Acute eosinophilic pneumonia is characterised by rapid onset of fever, dyspnoea, hypoxia and diffuse pulmonary infiltrate.

Secondary eosinophilia, due to asthma or drug allergies for example, can cause pneumonitis.

Idiopathic chronic eosinophilic pneumonia is characterised by lymphocytes and eosinophils in the alveolar septa and alveolar spaces.

Previous page:
62. General characteristics and types of chronic obstructive lung diseases

Next page:
64. Vascular diseases of the lung

12 thoughts on “63. Chronic restrictive lung diseases”

  1. Hey!
    Under the “hypersensitivity Pneumonitis….
    Hay fever is associated with type I hypersensitivity “

    1. Hm? I don’t understand your comment. Hypersensitivity pneumonitis is associated with type III and IV, not I?

        1. Okay, I see the confusion. Just because hypersenstivity pneumonitis can be caused by hay doesn’t mean that it’s the same as hay fever.

  2. hi Nkolas!
    in the pathophys notes it was mentioned that the v/q is normal in restrictive pulmonary diseases due to*as I remember* the almost equal ratio between the decreased ventilation and the decreased compliance,,
    the interstitial deposition limits the surface area for gas exchange and thus limiting the amount of air-capillary contact|ventilation|

    1. I can’t find that it says that V/Q is normal in restrictive diseases anywhere in my notes. A quick google search indicates that it’s not normal.

    2. Hi!

      In my opinion you may refer to the Tiffeneau index. Beacuse in restrictive respiratory deases the VC and the FEV1 decreases in proportion, that cause equivalent result.

  3. Hi there! Tried to find some information about the langerhans -cell- histiocytosis and I didn’t find any relation to Smoking… it is actually often found in kids

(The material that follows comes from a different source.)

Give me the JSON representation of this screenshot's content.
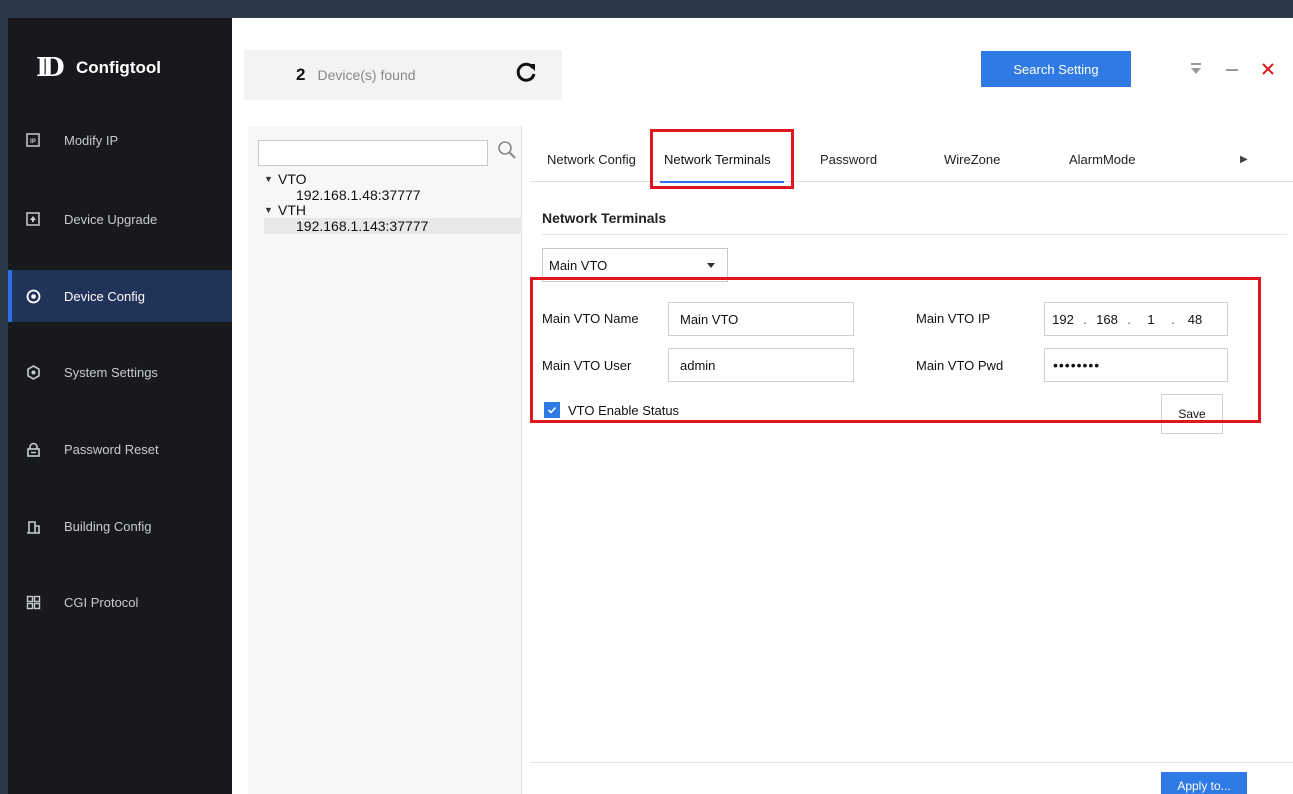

    1. I found multiple sources that pulmonary langerhans cell histocytosis is related to smoking. I’ll update the topic to reflect that only the pulmonary type is associated, though.

Leave a Reply

Your email address will not be published.